In a new study Zhang et al use the molecular remains of ancient algae (so-called biomarkers) to show that algae occupied an important role in marine ecosystems 1400 million years ago, some 600 million years earlier than previously recognized.
The specific biomarkers explored by Zhang et al are a group of sterane molecules derived from sterols that are prominent components of cell membranes in eukaryotic organisms. A particular difficulty in analyzing for ancient steranes is that samples are easily contaminated with steranes from other sources. The sources of contamination range from steranes introduced during the sampling, transport and processing of the samples, to geological contamination of steranes as fluids have flow through the rocks.
Zhang et al carefully controlled for each of the sources of contamination and found, as have others, that no steranes were liberated when using standard protocols to extract biomarkers from such ancient rocks, in this case the 1400 million-year-old Xiamaling Formation in North China.
However, Shuichang Zhang, the lead author of the study speculated that "There is some fossil evidence for eukaryotic algae 1400 million years ago, or even earlier, so we wondered whether any steranes in these rocks might be more tightly bound to the kerogens and not easily released during standard biomarker extraction". Therefore, Zhang et al utilized a stepwise heating protocol where samples were slowly heated in gold tubes in 9 steps from 300°C to 490°C. The organic molecules liberated in each of the nine steps were extracted and steranes indicating the presence of both red and green algae were liberated, especially at the higher temperatures.

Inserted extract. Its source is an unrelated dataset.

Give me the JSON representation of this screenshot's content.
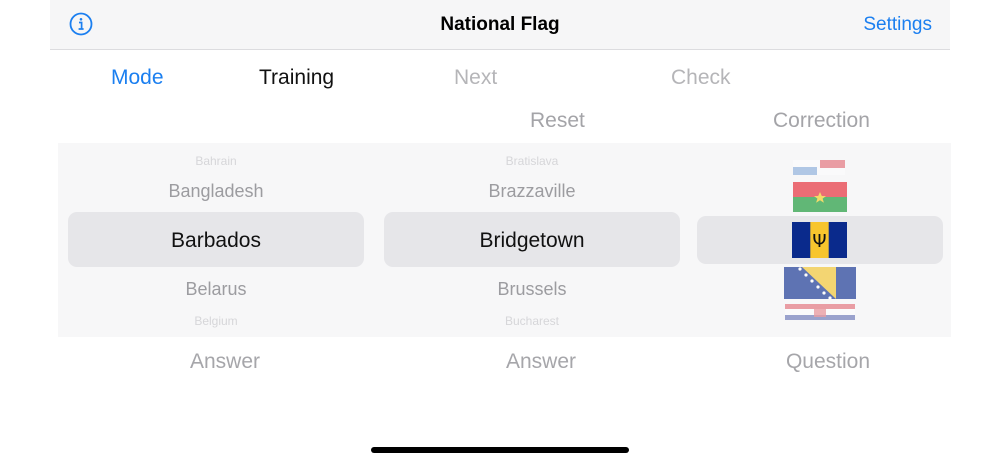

Zhang continues "Many will be concerned that the steranes we found were a product of some kind of contamination. We were also worried about this, but we ran in parallel samples that have been heated to high temperatures during their geologic history and that, therefore, contained no biomarkers. We found no steranes in these. This means that our protocols were clean, and we are therefore confident that the steranes we found were indigenous to the rock".

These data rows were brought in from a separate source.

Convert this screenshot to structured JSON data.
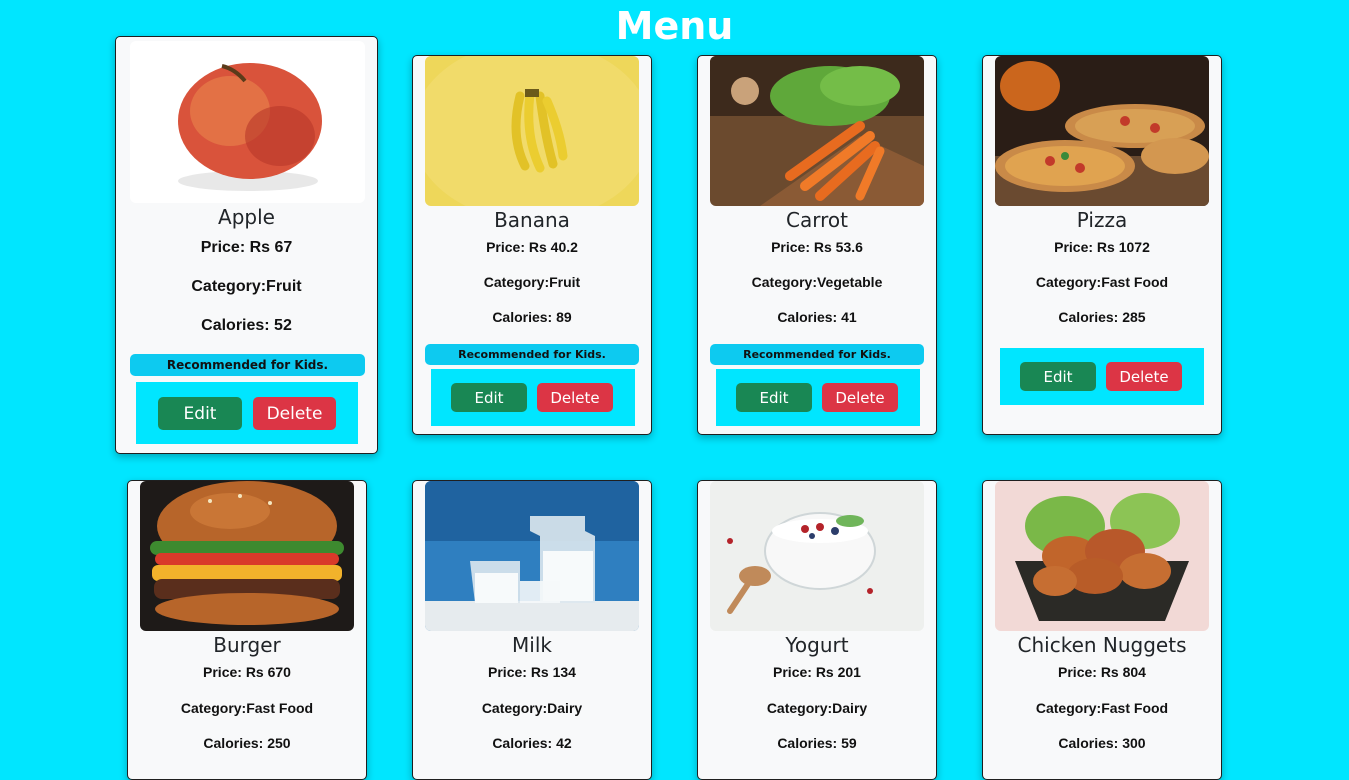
{
  "page": {
    "title": "Menu"
  },
  "labels": {
    "edit": "Edit",
    "delete": "Delete",
    "recommended": "Recommended for Kids."
  },
  "items": [
    {
      "name": "Apple",
      "price": "Price: Rs 67",
      "category": "Category:Fruit",
      "calories": "Calories: 52",
      "recommended": true,
      "image": "apple-image"
    },
    {
      "name": "Banana",
      "price": "Price: Rs 40.2",
      "category": "Category:Fruit",
      "calories": "Calories: 89",
      "recommended": true,
      "image": "banana-image"
    },
    {
      "name": "Carrot",
      "price": "Price: Rs 53.6",
      "category": "Category:Vegetable",
      "calories": "Calories: 41",
      "recommended": true,
      "image": "carrot-image"
    },
    {
      "name": "Pizza",
      "price": "Price: Rs 1072",
      "category": "Category:Fast Food",
      "calories": "Calories: 285",
      "recommended": false,
      "image": "pizza-image"
    },
    {
      "name": "Burger",
      "price": "Price: Rs 670",
      "category": "Category:Fast Food",
      "calories": "Calories: 250",
      "image": "burger-image"
    },
    {
      "name": "Milk",
      "price": "Price: Rs 134",
      "category": "Category:Dairy",
      "calories": "Calories: 42",
      "image": "milk-image"
    },
    {
      "name": "Yogurt",
      "price": "Price: Rs 201",
      "category": "Category:Dairy",
      "calories": "Calories: 59",
      "image": "yogurt-image"
    },
    {
      "name": "Chicken Nuggets",
      "price": "Price: Rs 804",
      "category": "Category:Fast Food",
      "calories": "Calories: 300",
      "image": "chicken-nuggets-image"
    }
  ],
  "colors": {
    "background": "#00e6ff",
    "edit": "#198754",
    "delete": "#dc3545",
    "badge": "#0dcaf0"
  }
}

It's still not completely clear why the steranes were so tightly bound to the kerogen and not released during standard protocols. But, the findings of Zhang et al. show that both green and red algal groups were present in marine ecosystems by 1400 million years ago. This is 600 million years earlier than evident from previous biomarker studies. This work shows that the red and green algal lineages had certainly evolved by 1400 million years ago, and this should be a useful constraint in timing the overall history of eukaryote evolution. This work also shows that at least some ancient marine ecosystems functioned more similarly to modern ecosystems than previously thought, at least with respect to the types of photosynthetic organisms producing organic matter. This means furthermore that there was sufficient nutrients and oxygen available to drive the presence of algae-containing ecosystems.
Professor Don Canfield, Nordic Center for Earth Evolution, University of Southern Denmark, a co-author on the study adds: "We hope that our study will inspire others to utilize similar techniques to better unravel the full history of eukaryote evolution through geologic time".